UK retailer Sainsbury’s launched the UK’s first mainstream coffee ‘grown by women’ at a tasting event in the nation’s parliament last week.
Sainsbury’s said the Kopakama Ejo Heza Fairtrade ground coffee will carry a price premium to support women growers but is fully traceable – many of the co-operative’s 247 members lost husbands due to the 1994 Tutsi genocide in Rwanda.
The coffee stems from a development partnership between ethical trading organization Twin and roasters Finlays – this saw Sainsbury’s launch the UK’s first single-origin coffee from the Democratic Republic of Congo in 2013.
After they struggled to make a living when the violence ended, the co-operative in the west of the country bought a communal farm and coffee trees before inviting women without land to join.
Suppliers of coffee should value women suppliers – Twin
Sainsbury’s said the co-operative’s first harvest has gone into the coffee, launched in the House of Commons just ahead of International Women’s Day on March 8, which now forms part of the retailer’s private label ‘Taste the Difference’ range.
Claiming to be the largest Fairtrade retailer in the world, Sainsbury’s said that money spent on the coffee would help members of the Kopakama co-operative.
“Sainsbury’s works hard to identify and create opportunities for organizations such as the Kopakama co-operative and give them access to the high street,” the retailer said.
Nicolas Mounard, MD of Twin, said: “In coffee, women tend to take the lead in fermenting and drying the beans, where taste and quality can be determined.
“Any business interested in securing a consistent supply of quality coffee should therefore value and support women suppliers. Women’s Coffee gives visibility to these often overlooked main characters, giving an enormous boost to their sense of pride in their work,” he added.
'100% of our roast and ground coffee is Fairtrade'
We asked Sainsbury’s whether it thought that mainstream consumers were increasingly bothered by the origins of commodity product such as coffee. Or is the willingness to pay a premium confined to higher spending consumers or true coffee devotees?
Also, did the retailer have any further plans to add more coffees like this to its range, and would it continue to stock this coffee in future – will it become a fixture in your range? Finally, since - aside from the coffee sold in cafes - not all Sainsbury's coffee is Fairtrade, does the retailer have any target on this front?

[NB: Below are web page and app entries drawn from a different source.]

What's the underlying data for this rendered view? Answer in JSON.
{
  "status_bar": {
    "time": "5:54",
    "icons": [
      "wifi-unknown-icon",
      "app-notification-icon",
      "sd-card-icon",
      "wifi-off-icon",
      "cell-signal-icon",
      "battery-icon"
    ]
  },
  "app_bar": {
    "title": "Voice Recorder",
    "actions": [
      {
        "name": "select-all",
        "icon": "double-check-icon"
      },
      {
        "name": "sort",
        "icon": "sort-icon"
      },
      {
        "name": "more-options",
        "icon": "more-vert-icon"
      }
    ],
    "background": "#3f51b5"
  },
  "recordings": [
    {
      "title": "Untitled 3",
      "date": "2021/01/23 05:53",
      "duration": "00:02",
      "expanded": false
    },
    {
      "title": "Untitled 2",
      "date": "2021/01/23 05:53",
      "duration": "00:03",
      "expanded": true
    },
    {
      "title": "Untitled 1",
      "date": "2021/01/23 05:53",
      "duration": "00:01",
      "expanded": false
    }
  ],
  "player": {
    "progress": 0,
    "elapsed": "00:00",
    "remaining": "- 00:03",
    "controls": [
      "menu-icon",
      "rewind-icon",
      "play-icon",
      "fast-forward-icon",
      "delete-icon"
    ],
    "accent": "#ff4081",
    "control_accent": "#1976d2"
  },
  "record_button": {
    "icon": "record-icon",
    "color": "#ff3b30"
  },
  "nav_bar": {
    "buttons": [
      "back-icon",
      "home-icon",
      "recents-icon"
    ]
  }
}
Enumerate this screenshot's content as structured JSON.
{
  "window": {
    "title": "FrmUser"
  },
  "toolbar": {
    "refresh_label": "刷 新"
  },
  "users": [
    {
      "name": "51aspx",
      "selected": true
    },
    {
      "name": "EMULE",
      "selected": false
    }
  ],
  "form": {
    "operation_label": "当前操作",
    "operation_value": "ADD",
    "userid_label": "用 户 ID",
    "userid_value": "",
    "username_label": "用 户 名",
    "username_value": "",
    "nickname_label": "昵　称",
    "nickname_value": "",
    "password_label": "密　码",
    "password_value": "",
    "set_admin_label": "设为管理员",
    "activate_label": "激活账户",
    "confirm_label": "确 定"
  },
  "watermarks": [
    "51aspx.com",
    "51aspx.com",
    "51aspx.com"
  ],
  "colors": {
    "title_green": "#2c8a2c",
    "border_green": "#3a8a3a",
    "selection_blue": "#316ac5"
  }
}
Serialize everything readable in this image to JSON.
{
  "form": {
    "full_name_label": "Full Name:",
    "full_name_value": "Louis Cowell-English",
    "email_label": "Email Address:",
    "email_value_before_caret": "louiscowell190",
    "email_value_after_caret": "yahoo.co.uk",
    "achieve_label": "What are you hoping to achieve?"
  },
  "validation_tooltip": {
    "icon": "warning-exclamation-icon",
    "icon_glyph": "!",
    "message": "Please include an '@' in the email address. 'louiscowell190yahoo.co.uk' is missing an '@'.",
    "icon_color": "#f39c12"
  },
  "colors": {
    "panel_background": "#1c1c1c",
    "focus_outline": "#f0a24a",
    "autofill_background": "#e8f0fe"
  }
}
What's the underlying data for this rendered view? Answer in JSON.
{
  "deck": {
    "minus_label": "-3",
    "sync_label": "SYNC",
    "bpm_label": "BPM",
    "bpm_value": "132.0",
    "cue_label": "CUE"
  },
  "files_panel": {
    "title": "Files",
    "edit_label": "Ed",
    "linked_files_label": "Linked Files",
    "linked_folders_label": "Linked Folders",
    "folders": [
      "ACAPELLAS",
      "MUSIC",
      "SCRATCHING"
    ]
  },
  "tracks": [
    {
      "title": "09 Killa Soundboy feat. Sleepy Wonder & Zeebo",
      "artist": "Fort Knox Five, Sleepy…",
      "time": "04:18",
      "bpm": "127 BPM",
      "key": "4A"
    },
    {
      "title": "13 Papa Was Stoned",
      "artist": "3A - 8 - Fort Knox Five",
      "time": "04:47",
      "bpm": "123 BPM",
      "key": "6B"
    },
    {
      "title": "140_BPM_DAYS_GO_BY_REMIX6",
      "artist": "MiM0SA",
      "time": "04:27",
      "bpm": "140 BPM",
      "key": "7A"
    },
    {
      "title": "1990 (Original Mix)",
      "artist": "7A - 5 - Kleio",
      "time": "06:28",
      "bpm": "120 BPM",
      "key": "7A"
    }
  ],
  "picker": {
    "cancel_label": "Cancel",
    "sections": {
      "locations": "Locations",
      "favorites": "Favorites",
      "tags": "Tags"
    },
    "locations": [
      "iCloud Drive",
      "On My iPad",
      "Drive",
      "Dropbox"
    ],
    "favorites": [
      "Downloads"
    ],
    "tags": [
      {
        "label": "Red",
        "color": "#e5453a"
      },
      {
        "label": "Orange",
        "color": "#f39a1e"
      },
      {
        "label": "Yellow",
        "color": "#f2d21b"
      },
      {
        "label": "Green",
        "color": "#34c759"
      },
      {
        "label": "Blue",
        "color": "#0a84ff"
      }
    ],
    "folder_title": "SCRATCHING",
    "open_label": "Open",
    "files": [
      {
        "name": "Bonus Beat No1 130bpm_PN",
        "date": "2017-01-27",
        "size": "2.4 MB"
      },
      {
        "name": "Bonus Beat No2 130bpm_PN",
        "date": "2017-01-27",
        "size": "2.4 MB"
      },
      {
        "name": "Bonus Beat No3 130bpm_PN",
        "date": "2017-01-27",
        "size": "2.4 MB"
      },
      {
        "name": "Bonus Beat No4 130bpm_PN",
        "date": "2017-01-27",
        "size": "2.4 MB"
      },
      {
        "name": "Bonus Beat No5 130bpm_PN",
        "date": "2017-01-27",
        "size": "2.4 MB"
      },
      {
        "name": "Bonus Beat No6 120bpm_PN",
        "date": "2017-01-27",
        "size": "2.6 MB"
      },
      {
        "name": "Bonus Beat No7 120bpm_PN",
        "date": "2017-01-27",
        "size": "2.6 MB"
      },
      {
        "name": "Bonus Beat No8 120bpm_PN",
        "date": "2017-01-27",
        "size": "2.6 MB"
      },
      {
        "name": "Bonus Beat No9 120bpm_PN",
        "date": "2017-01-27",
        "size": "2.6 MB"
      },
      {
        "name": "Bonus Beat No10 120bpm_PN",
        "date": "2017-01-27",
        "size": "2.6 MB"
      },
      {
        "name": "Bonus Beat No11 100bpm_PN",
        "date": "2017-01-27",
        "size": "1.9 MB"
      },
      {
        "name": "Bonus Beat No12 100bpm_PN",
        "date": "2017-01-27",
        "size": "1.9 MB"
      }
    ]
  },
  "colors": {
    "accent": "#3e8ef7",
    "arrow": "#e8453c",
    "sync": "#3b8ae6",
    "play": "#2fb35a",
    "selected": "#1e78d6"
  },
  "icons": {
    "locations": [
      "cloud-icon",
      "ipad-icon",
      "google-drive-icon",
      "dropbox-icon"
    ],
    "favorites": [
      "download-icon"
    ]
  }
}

A Sainsbury's spokeswoman told BeverageDaily.com: "We do not have any research at the moment on this. 100% of our roast and ground coffee is Fairtrade as well as our cafes as you mentioned."